I am sure that it would be fair to say that some clients may have experienced a bit of a shock when opening their statements or viewing their accounts online recently. It has been several years since we have seen a month with markets as volatile as they have been this past October. It isn’t too late, however, for the recent volatility seen to revert to its seasonal pattern. November and December are historically the strongest months of the year - both in terms of actual returns, and in the probability of positive returns. In fact, since 1950, December has noted positive returns 74% of the time.
Conditions that led to last month’s market volatility appear to be based on a slowing Chinese economy, peaking earnings growth both at home and abroad, a drop in oil prices, tighter financial conditions due to increasing interest rates, and recessionary concerns.
If the focus is put on fundamentals, it can be noted that, fundamentally, nothing has changed as far as the global economy is concerned. Typical signs of a recession include inverted yield curves, manufacturing hitting new lows, housing starts declining, labor market weakening, and leading economic indicators being negative. When looking at the current economy we are not seeing any of these indicators at play therefore I do not anticipate the recent market volatility to be indicative of the potential of a longer term bear market.

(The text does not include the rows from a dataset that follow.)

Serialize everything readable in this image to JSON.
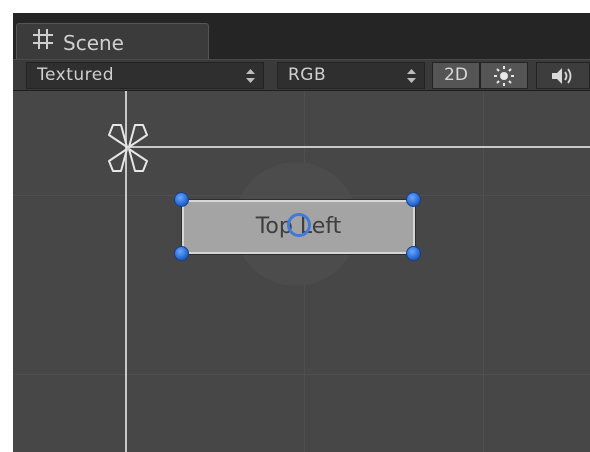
{
  "tab": {
    "title": "Scene",
    "icon": "hash-icon"
  },
  "toolbar": {
    "draw_mode": "Textured",
    "render_mode": "RGB",
    "toggle_2d": "2D",
    "lighting_icon": "sun-icon",
    "audio_icon": "speaker-icon"
  },
  "scene": {
    "element_label": "Top Left",
    "handle_color": "#2f78e0",
    "axis_color": "#c8c8c8",
    "background": "#474747"
  }
}
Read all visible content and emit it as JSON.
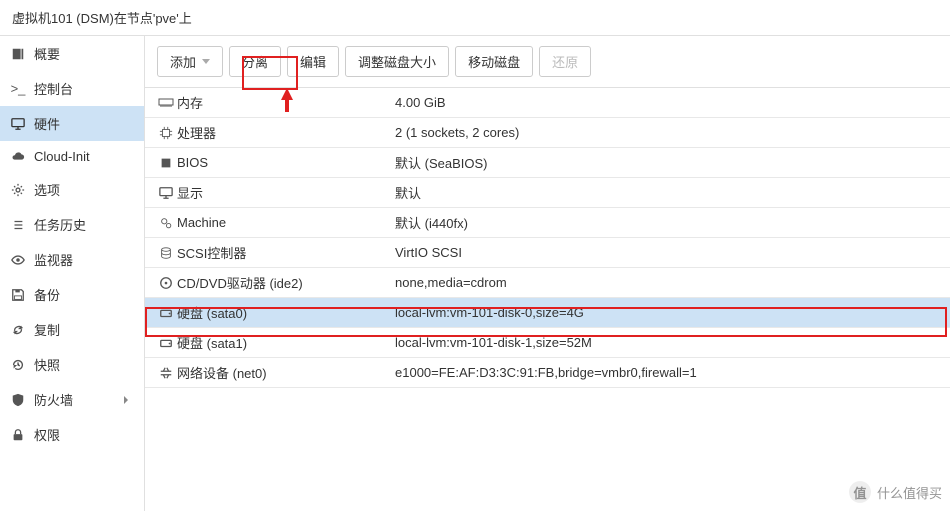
{
  "title": "虚拟机101 (DSM)在节点'pve'上",
  "sidebar": {
    "items": [
      {
        "label": "概要"
      },
      {
        "label": "控制台"
      },
      {
        "label": "硬件"
      },
      {
        "label": "Cloud-Init"
      },
      {
        "label": "选项"
      },
      {
        "label": "任务历史"
      },
      {
        "label": "监视器"
      },
      {
        "label": "备份"
      },
      {
        "label": "复制"
      },
      {
        "label": "快照"
      },
      {
        "label": "防火墙"
      },
      {
        "label": "权限"
      }
    ],
    "active_index": 2
  },
  "toolbar": {
    "add_label": "添加",
    "detach_label": "分离",
    "edit_label": "编辑",
    "resize_label": "调整磁盘大小",
    "move_label": "移动磁盘",
    "restore_label": "还原"
  },
  "hardware": {
    "rows": [
      {
        "icon": "memory",
        "label": "内存",
        "value": "4.00 GiB"
      },
      {
        "icon": "cpu",
        "label": "处理器",
        "value": "2 (1 sockets, 2 cores)"
      },
      {
        "icon": "bios",
        "label": "BIOS",
        "value": "默认 (SeaBIOS)"
      },
      {
        "icon": "display",
        "label": "显示",
        "value": "默认"
      },
      {
        "icon": "machine",
        "label": "Machine",
        "value": "默认 (i440fx)"
      },
      {
        "icon": "scsi",
        "label": "SCSI控制器",
        "value": "VirtIO SCSI"
      },
      {
        "icon": "cdrom",
        "label": "CD/DVD驱动器 (ide2)",
        "value": "none,media=cdrom"
      },
      {
        "icon": "disk",
        "label": "硬盘 (sata0)",
        "value": "local-lvm:vm-101-disk-0,size=4G"
      },
      {
        "icon": "disk",
        "label": "硬盘 (sata1)",
        "value": "local-lvm:vm-101-disk-1,size=52M"
      },
      {
        "icon": "net",
        "label": "网络设备 (net0)",
        "value": "e1000=FE:AF:D3:3C:91:FB,bridge=vmbr0,firewall=1"
      }
    ],
    "selected_index": 7
  },
  "watermark": {
    "z": "值",
    "text": "什么值得买"
  }
}
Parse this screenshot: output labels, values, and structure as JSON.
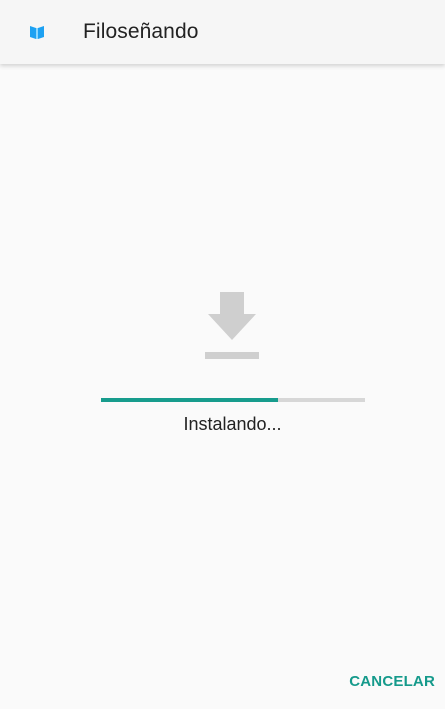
{
  "app_bar": {
    "title": "Filoseñando",
    "icon": "open-book-icon"
  },
  "install": {
    "icon": "download-icon",
    "progress_percent": 67,
    "status": "Instalando..."
  },
  "actions": {
    "cancel_label": "CANCELAR"
  },
  "colors": {
    "accent": "#179c8d",
    "progress_track": "#d7d7d7",
    "icon_gray": "#cfcfcf",
    "app_icon_blue": "#1da1f2"
  }
}
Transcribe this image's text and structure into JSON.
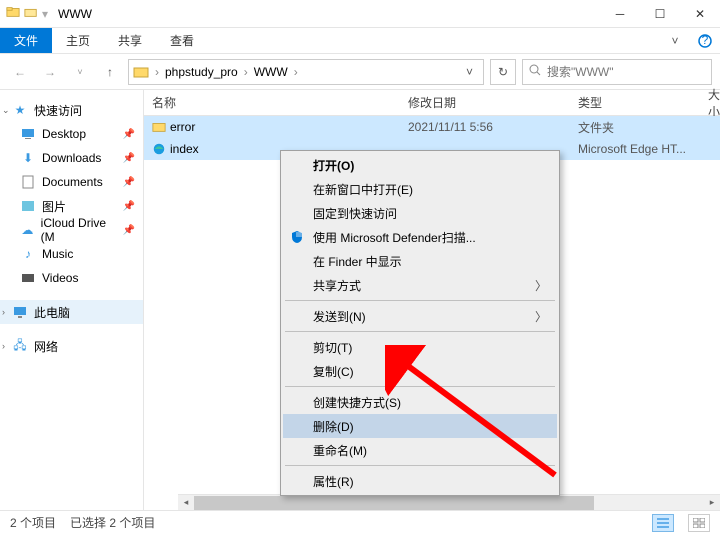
{
  "window": {
    "title": "WWW"
  },
  "ribbon": {
    "file": "文件",
    "home": "主页",
    "share": "共享",
    "view": "查看"
  },
  "breadcrumb": {
    "seg1": "phpstudy_pro",
    "seg2": "WWW"
  },
  "search": {
    "placeholder": "搜索\"WWW\""
  },
  "nav": {
    "quick": "快速访问",
    "desktop": "Desktop",
    "downloads": "Downloads",
    "documents": "Documents",
    "pictures": "图片",
    "icloud": "iCloud Drive (M",
    "music": "Music",
    "videos": "Videos",
    "thispc": "此电脑",
    "network": "网络"
  },
  "columns": {
    "name": "名称",
    "date": "修改日期",
    "type": "类型",
    "size": "大小"
  },
  "files": {
    "row0": {
      "name": "error",
      "date": "2021/11/11 5:56",
      "type": "文件夹"
    },
    "row1": {
      "name": "index",
      "date": "",
      "type": "Microsoft Edge HT..."
    }
  },
  "context": {
    "open": "打开(O)",
    "open_new": "在新窗口中打开(E)",
    "pin_quick": "固定到快速访问",
    "defender": "使用 Microsoft Defender扫描...",
    "finder": "在 Finder 中显示",
    "share": "共享方式",
    "sendto": "发送到(N)",
    "cut": "剪切(T)",
    "copy": "复制(C)",
    "shortcut": "创建快捷方式(S)",
    "delete": "删除(D)",
    "rename": "重命名(M)",
    "properties": "属性(R)"
  },
  "status": {
    "items": "2 个项目",
    "selected": "已选择 2 个项目"
  }
}
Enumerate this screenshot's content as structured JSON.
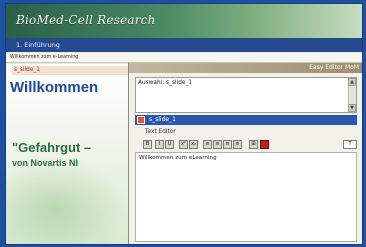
{
  "banner": {
    "title": "BioMed-Cell Research"
  },
  "nav": {
    "current": "1. Einführung"
  },
  "breadcrumb": "Willkommen zum e-Learning",
  "left": {
    "selected_slide": "s_slide_1",
    "welcome": "Willkommen",
    "headline": "\"Gefahrgut –",
    "subline": "von Novartis NI"
  },
  "editor": {
    "window_title": "Easy Editor MoM",
    "selection_text": "Auswahl: s_slide_1",
    "selected_item": "s_slide_1",
    "label": "Text Editor",
    "toolbar": {
      "buttons": [
        "B",
        "I",
        "U",
        "x²",
        "x₂",
        "≡",
        "≡",
        "≡",
        "≡",
        "⊞"
      ],
      "dropdown_value": "T"
    },
    "body_text": "Willkommen zum eLearning"
  },
  "colors": {
    "background": "#1f4fa0",
    "nav": "#24498e",
    "selection": "#2c57b0",
    "headline_green": "#2e6c3a",
    "welcome_blue": "#1e4a99"
  }
}
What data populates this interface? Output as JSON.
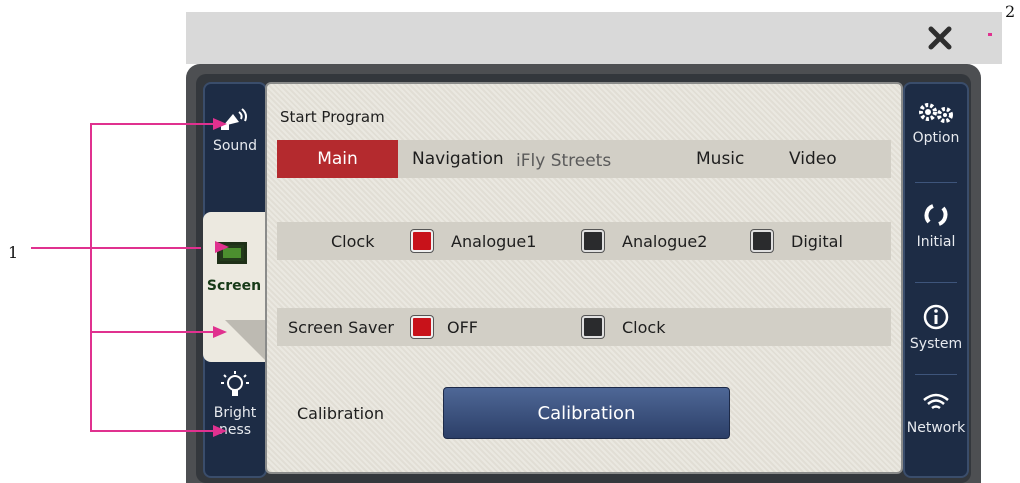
{
  "callouts": {
    "one": "1",
    "two": "2"
  },
  "left_sidebar": {
    "items": [
      {
        "label": "Sound",
        "icon": "speaker-icon"
      },
      {
        "label": "Screen",
        "icon": "screen-icon",
        "selected": true
      },
      {
        "label": "Bright\nness",
        "icon": "bulb-icon"
      }
    ]
  },
  "right_sidebar": {
    "items": [
      {
        "label": "Option",
        "icon": "gears-icon"
      },
      {
        "label": "Initial",
        "icon": "refresh-icon"
      },
      {
        "label": "System",
        "icon": "info-icon"
      },
      {
        "label": "Network",
        "icon": "wifi-icon"
      }
    ]
  },
  "start_program": {
    "title": "Start Program",
    "options": [
      "Main",
      "Navigation",
      "iFly Streets",
      "Music",
      "Video"
    ],
    "selected": "Main"
  },
  "clock": {
    "label": "Clock",
    "options": [
      {
        "label": "Analogue1",
        "checked": true
      },
      {
        "label": "Analogue2",
        "checked": false
      },
      {
        "label": "Digital",
        "checked": false
      }
    ]
  },
  "screen_saver": {
    "label": "Screen Saver",
    "options": [
      {
        "label": "OFF",
        "checked": true
      },
      {
        "label": "Clock",
        "checked": false
      }
    ]
  },
  "calibration": {
    "label": "Calibration",
    "button_label": "Calibration"
  },
  "colors": {
    "accent_red": "#c8121a",
    "sidebar_blue": "#1d2c45",
    "annotation_pink": "#e0318f"
  }
}
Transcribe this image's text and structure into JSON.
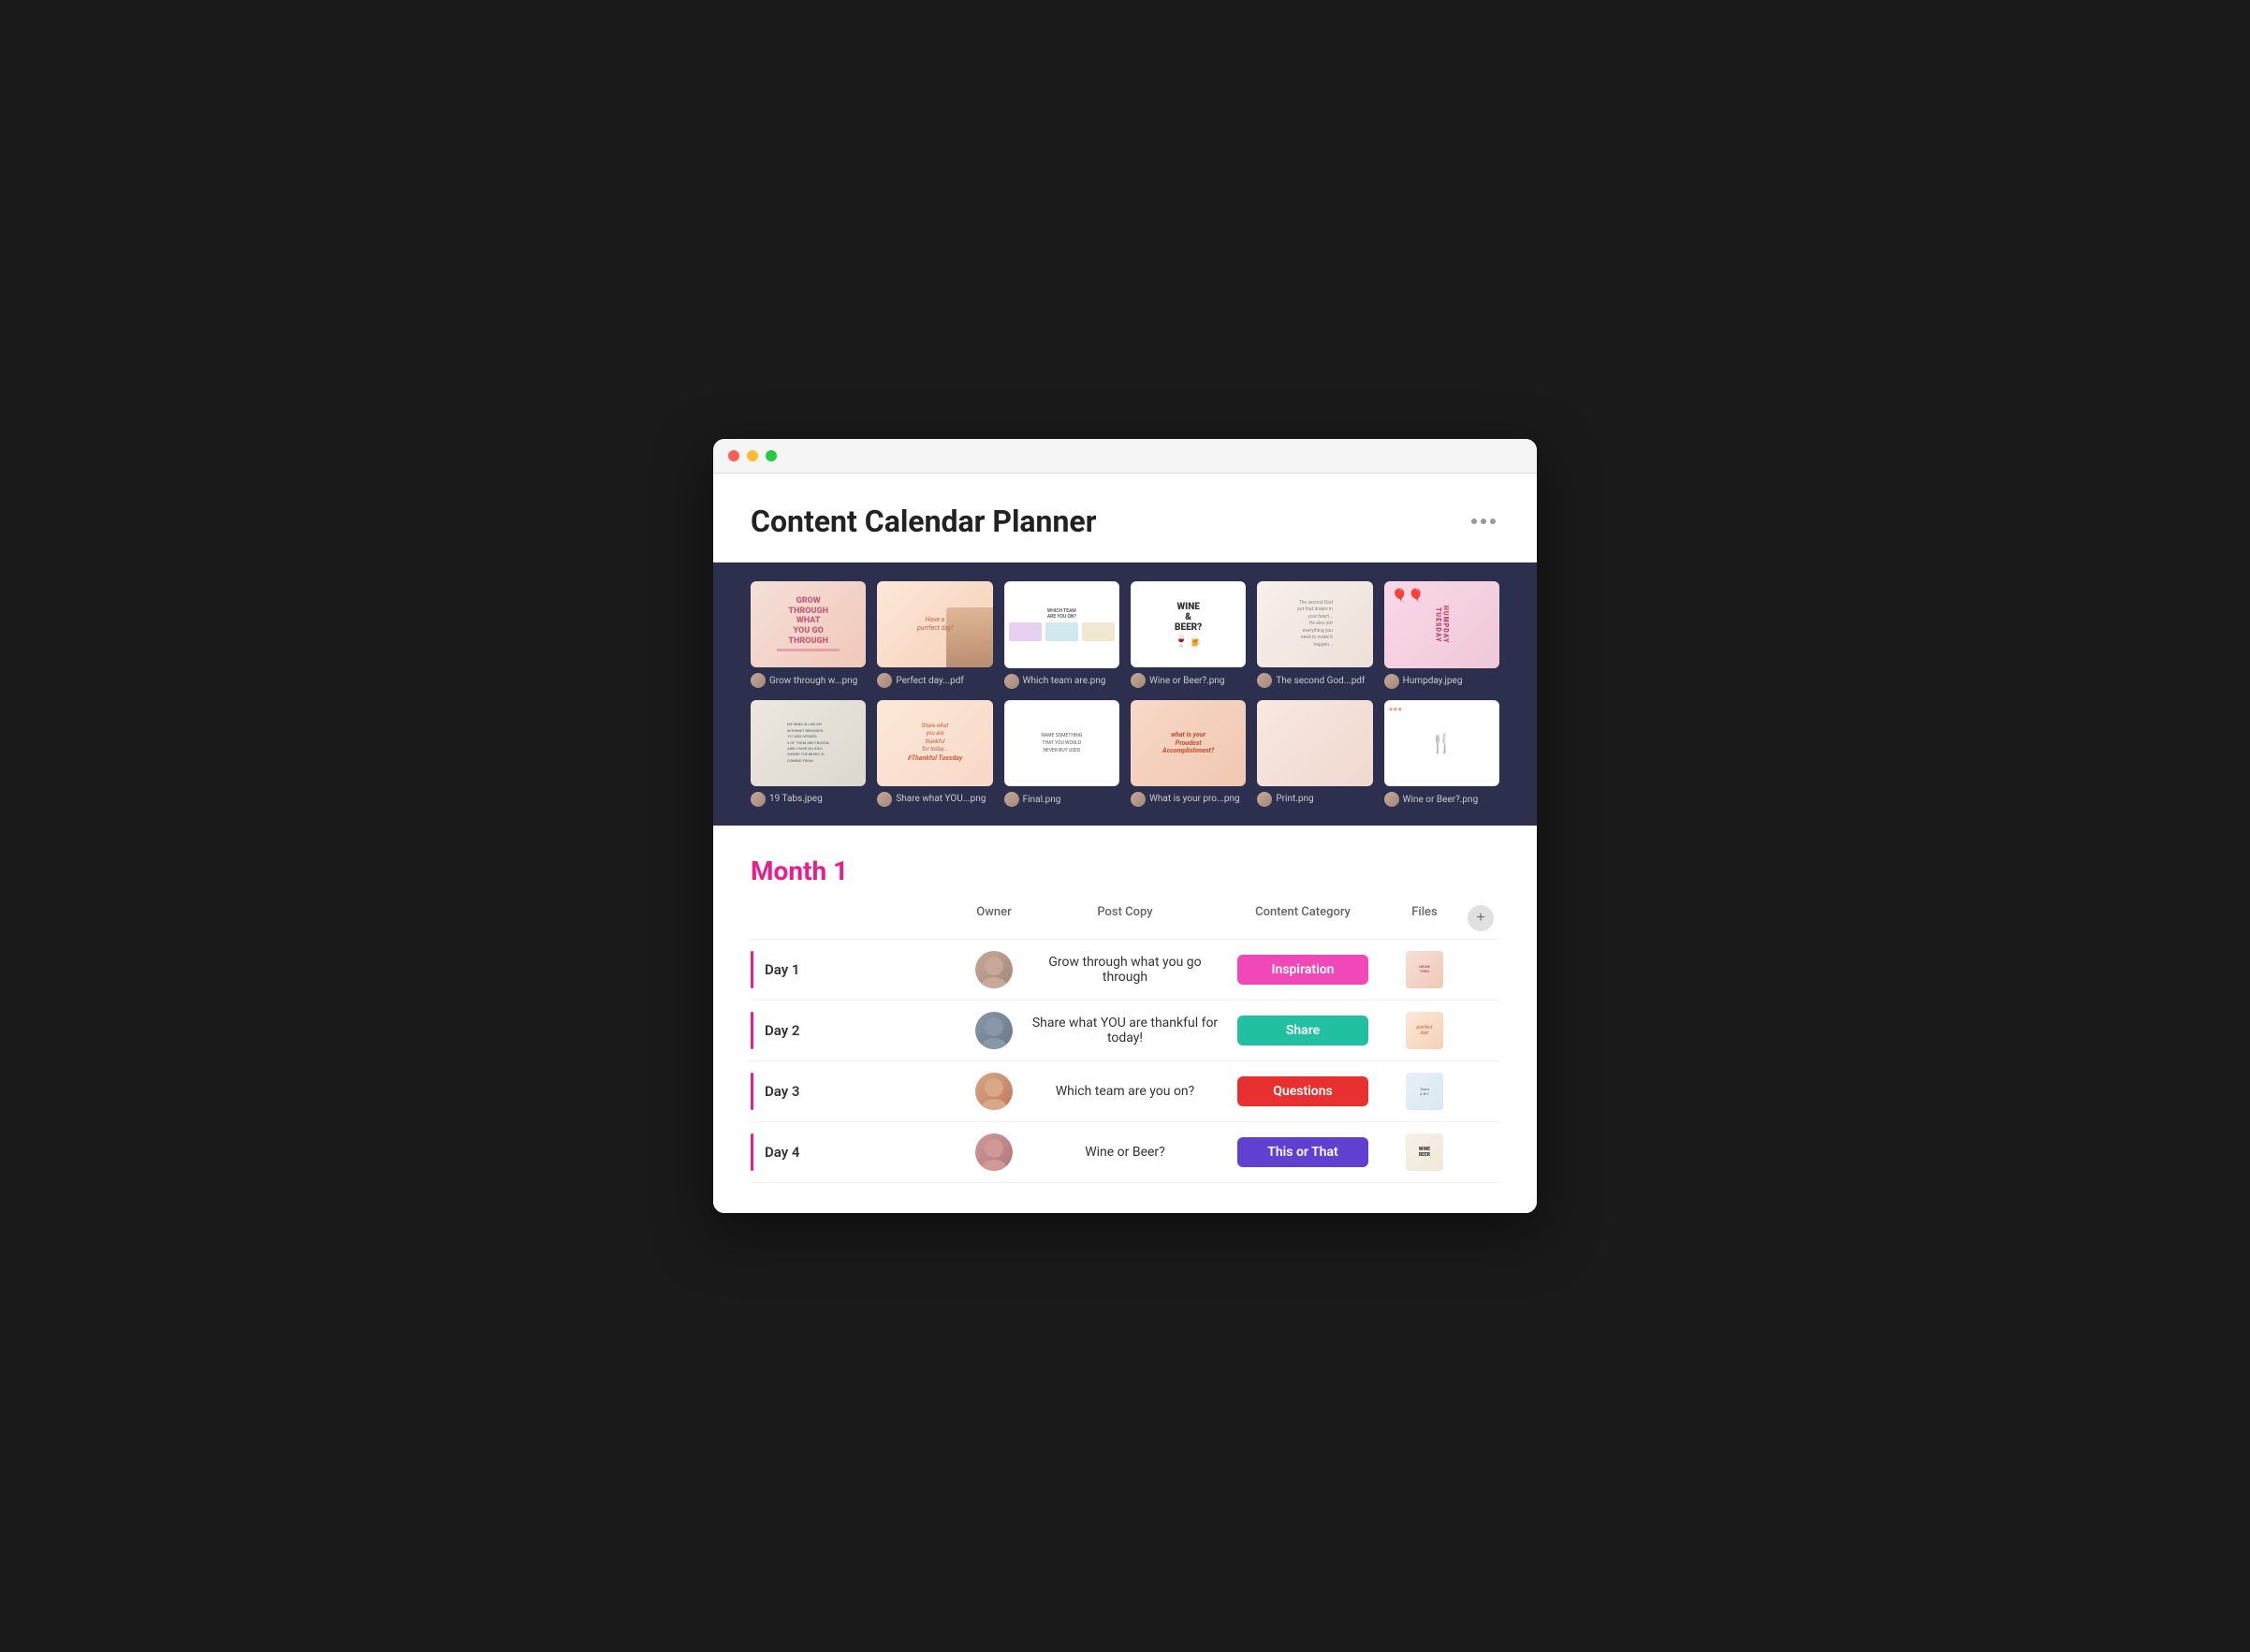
{
  "window": {
    "title": "Content Calendar Planner"
  },
  "header": {
    "title": "Content Calendar Planner",
    "more_button": "..."
  },
  "gallery": {
    "row1": [
      {
        "thumb_type": "grow",
        "filename": "Grow through w...png"
      },
      {
        "thumb_type": "cat",
        "filename": "Perfect day...pdf"
      },
      {
        "thumb_type": "team",
        "filename": "Which team are.png"
      },
      {
        "thumb_type": "wine",
        "filename": "Wine or Beer?.png"
      },
      {
        "thumb_type": "flower",
        "filename": "The second God...pdf"
      },
      {
        "thumb_type": "humpday",
        "filename": "Humpday.jpeg"
      }
    ],
    "row2": [
      {
        "thumb_type": "tabs",
        "filename": "19 Tabs.jpeg"
      },
      {
        "thumb_type": "thankful",
        "filename": "Share what YOU...png"
      },
      {
        "thumb_type": "final",
        "filename": "Final.png"
      },
      {
        "thumb_type": "proudest",
        "filename": "What is your pro...png"
      },
      {
        "thumb_type": "print",
        "filename": "Print.png"
      },
      {
        "thumb_type": "wine2",
        "filename": "Wine or Beer?.png"
      }
    ]
  },
  "table": {
    "month_label": "Month 1",
    "columns": [
      "",
      "Owner",
      "Post Copy",
      "Content Category",
      "Files",
      ""
    ],
    "rows": [
      {
        "day": "Day 1",
        "post_copy": "Grow through what you go through",
        "category": "Inspiration",
        "category_class": "badge-inspiration",
        "avatar_class": "avatar-1",
        "file_type": "grow"
      },
      {
        "day": "Day 2",
        "post_copy": "Share what YOU are thankful for today!",
        "category": "Share",
        "category_class": "badge-share",
        "avatar_class": "avatar-2",
        "file_type": "cat"
      },
      {
        "day": "Day 3",
        "post_copy": "Which team are you on?",
        "category": "Questions",
        "category_class": "badge-questions",
        "avatar_class": "avatar-3",
        "file_type": "team"
      },
      {
        "day": "Day 4",
        "post_copy": "Wine or Beer?",
        "category": "This or That",
        "category_class": "badge-this-or-that",
        "avatar_class": "avatar-4",
        "file_type": "wine"
      }
    ]
  }
}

Instinctually, the thought of a decline in value may have some worry and think about “getting out of the market and waiting out the volatility" on the sidelines. I have written this before and will write it again: history shows this decision is the most classic mistake investors make. Most successful investors and money managers share the same philosophy, which is what makes them successful in the long term.
Volatility is not a risk, it is a certainty. Corrections are part and parcel of the investment process. They come and go, and it is imperative to take a deep breath and realize that what is most important for building wealth is not 'timing' the market but rather 'time in' the market. The time in the market is crucial, especially when things get scary for investors. When volatility picks up, it's tempting to trade in and out of the market with the hope you'll protect your wealth. Unfortunately, this increases the risk you'll miss some of the best days in the market. And that can be very costly as the following chart illustrates:
Putting things into perspective, we can identify that if a company like Gillette's stock price were to fall by 30%, it certainly does not mean that people will stop buying razors or its other products. The fundamentals basics of the business haven't changed. A well run valuable company will remain a well-run valuable company regardless of short term stock price changes. This brings me to the most important point:
You must learn to separate the stock price from the underlying business. They have very little to do with each other over the short-term.
Once we understand this, we will see falling stock markets like a clearance sale at your favorite furniture store: load up on the good deals while you can, because history has borne out that prices will eventually return to more reasonable levels.
It may sound to you like I am encouraging you to invest more into the market right now, and certainly it would be advantageous to buy in at lower prices than higher. However, as my clients know, any recommendations I make to you are always based on each individual’s circumstances, objectives and current portfolio structure.
Market lows often result in emotional decision making. Daily reporting by the news and business outlets only lead to increased worry and panic. At Insightful Wealth Group, we believe investing for the long-term while managing volatility can result in a better outcome. We manage your assets based on an investment policy statement and overall asset allocation strategy with the intent to minimize your volatility based on your tolerance to that volatility.